  • Here the L ORD is celebrated as our Lord; God and man, glorified together through creation of which He is the head. This is a confidence statement of His position, place and time(lessness), from whence He will come again when He comes again as who He is: L ORD our Lord.

That He is the only begotten Son of God is what makes Psalm 8 the second of the 16 “Messianic Psalms” out of the 150 Psalms. To believers, Jesus says: John 14:6-14 . To unbelievers Jesus remains consistent in saying who He is: John 10:22-30

[2] 2 O my soul, thou hast said unto the L ORD , Thou art my Lord: my goodness extendeth not to thee

· When we know who we are, positionally with our creator, then we can have the right relationship with Him. Like Vernon McGee, I have been fortunate to have had the experience of a little child climbing into my lap, putting his arms around my neck and telling me, “You are my grandpa.” My father told me that there is only one thing better than being a grandpa, and that’s being a great grandpa. I believe we have experiences like this to let us know how to approach our creator. It is one thing to say, “Lord, Lord, have we not prophesied in thy name? and in thy name have cast out devils? And in thy name done many wonderful works?” It’s entirely another to lift up your arms and call to Him, “Abba, Father.”
Here, again, in verse 2 we have the distinction, a play on words if you will, in translation between LORD and Lord seen in Psalm 8:1: O LORD our Lord, how excellent is thy name in all the earth! Who has set thy glory above the heavens. (“LORD” the Father, YAWEH, G_D, I AM; “Lord” the Son, Jesus Messiah, Christos, Christ . . . manifestations of the Creator and His Word.). David’s (unwitting?) distinction was memorialized for us when Christ made reference to Psalm 110:1: “The LORD said unto my Lord, sit thou at my right hand, until I make thine enemies thy footstool.” It is with this verse that Christ turns the tables on the Pharisees and questions them, rather than the other way around: Matthew 22:41-46 .
Perhaps cryptic in the same way that all prophecy is, in that it takes on more than one meaning all at once. In the ensuing verses, David is concerned with the Hebrew children, the chosen people, many of whom who have not chosen . . . correctly. It also refers to those who have lived, are living and will live during the church age, doing the same things. And finally, it has to do with Israel during Jacob’s trouble.

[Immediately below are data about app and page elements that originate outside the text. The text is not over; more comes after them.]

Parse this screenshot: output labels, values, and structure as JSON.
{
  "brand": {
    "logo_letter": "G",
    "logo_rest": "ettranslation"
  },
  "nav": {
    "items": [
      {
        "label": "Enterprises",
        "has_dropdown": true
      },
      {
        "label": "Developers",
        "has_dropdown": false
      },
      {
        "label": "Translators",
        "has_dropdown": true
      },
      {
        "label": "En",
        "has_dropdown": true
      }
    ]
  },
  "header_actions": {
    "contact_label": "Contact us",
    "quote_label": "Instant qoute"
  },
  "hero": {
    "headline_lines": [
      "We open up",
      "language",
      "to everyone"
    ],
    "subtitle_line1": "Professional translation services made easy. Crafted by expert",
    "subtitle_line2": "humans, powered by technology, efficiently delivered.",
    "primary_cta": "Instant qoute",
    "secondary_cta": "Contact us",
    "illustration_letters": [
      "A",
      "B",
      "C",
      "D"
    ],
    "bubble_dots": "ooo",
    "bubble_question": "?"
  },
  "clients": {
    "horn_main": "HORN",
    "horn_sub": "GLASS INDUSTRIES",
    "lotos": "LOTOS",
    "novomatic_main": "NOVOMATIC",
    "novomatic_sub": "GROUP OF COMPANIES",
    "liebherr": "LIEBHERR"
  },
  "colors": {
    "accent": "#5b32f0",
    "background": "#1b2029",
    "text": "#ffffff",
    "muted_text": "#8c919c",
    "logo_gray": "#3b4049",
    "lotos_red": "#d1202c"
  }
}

The Lord is not just the “son of David,” He is the only begotten Son of God. And He did not come to offer salvation to those who would receive it of Israel alone, but to the whole world, throughout time, of every nation and tribe.
It’s all about knowing our position in the relationship . . . and what He has done, is doing, and will do for us, as we pray the Spirit indwell us more brightly each and every day.